    I started the site up after trying and failing to find good sources of serial fiction online. Of course, the moment I started the site, i ran into it EVERYWHERE. But the point behind Dream Fantastic is a community, both for writer and readers, and the intermix between the two. It may work, it may not, but like most internet based communities, one thing I know. No one community will do it all.

  • Eli James

    This’s really good, Alexander. The more people (and communities) we have in this, the better. Keep it up! Adding a link in the blogroll immediately.

  • Joseph Gambit

    I actually have a website that I would like to throw into the mix. It isn’t necessarily a hub for blooks…. but it does have potential to help people find blooks, online characters, and to start writing themselves, in a place where others interested in the craft will read the works and comment on them, and even participate in the work, to the extent that the author desires.

    The twist is with my site the emphasis is not on the writing itself, but on the characters in the blooks.

    Alright let me explain. Basically I put together a ning site (as quoted from above ”Damn it, Jim! I’m an author, not a web developer!”) For those that don;t know ning basically lets you create a watered down version of a personal myspace or facebook.

    What I am doing with the community is encouraging people not to sign up as themselves, but rather to sign up as fictional characters. They can fill out a fictional profile, upload pictures of the character, even upload videos, and of course blog about their daily life.

    The result has been a small mix of independent writers messing around, mixed with kind of a lot of fan fiction.
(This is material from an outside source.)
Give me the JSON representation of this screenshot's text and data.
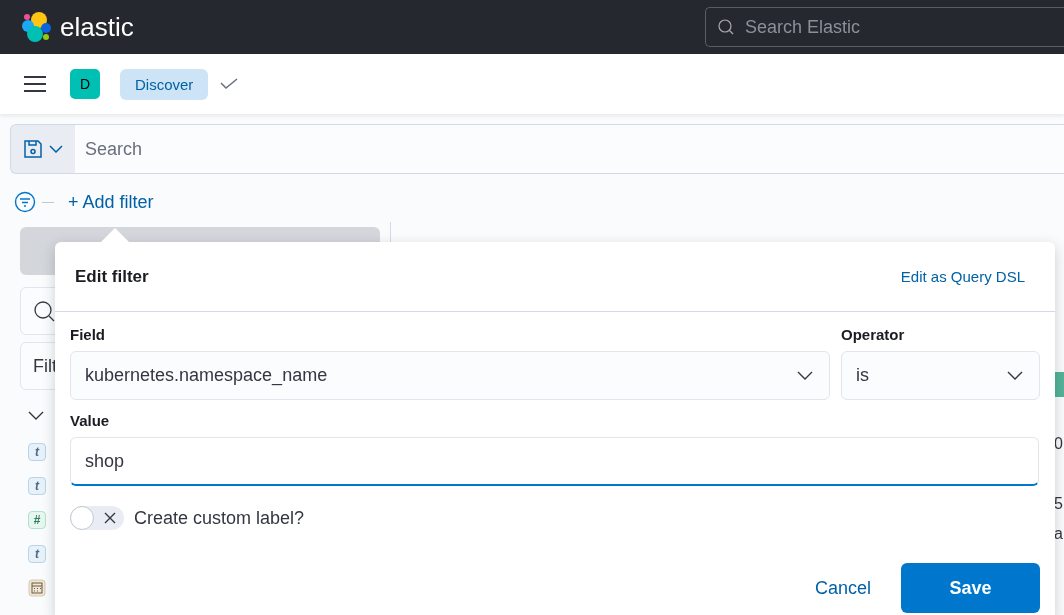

My hope however, is that anyone who is writing a blook can sign up under the guise of their main character, and use that characters interactions on the site to promote their own blook and get the word out.

    There are also a bunch of other things I am working on developing but I wont get into them.

    If anyone is interested the link to the site should be in my name. Thanks for listening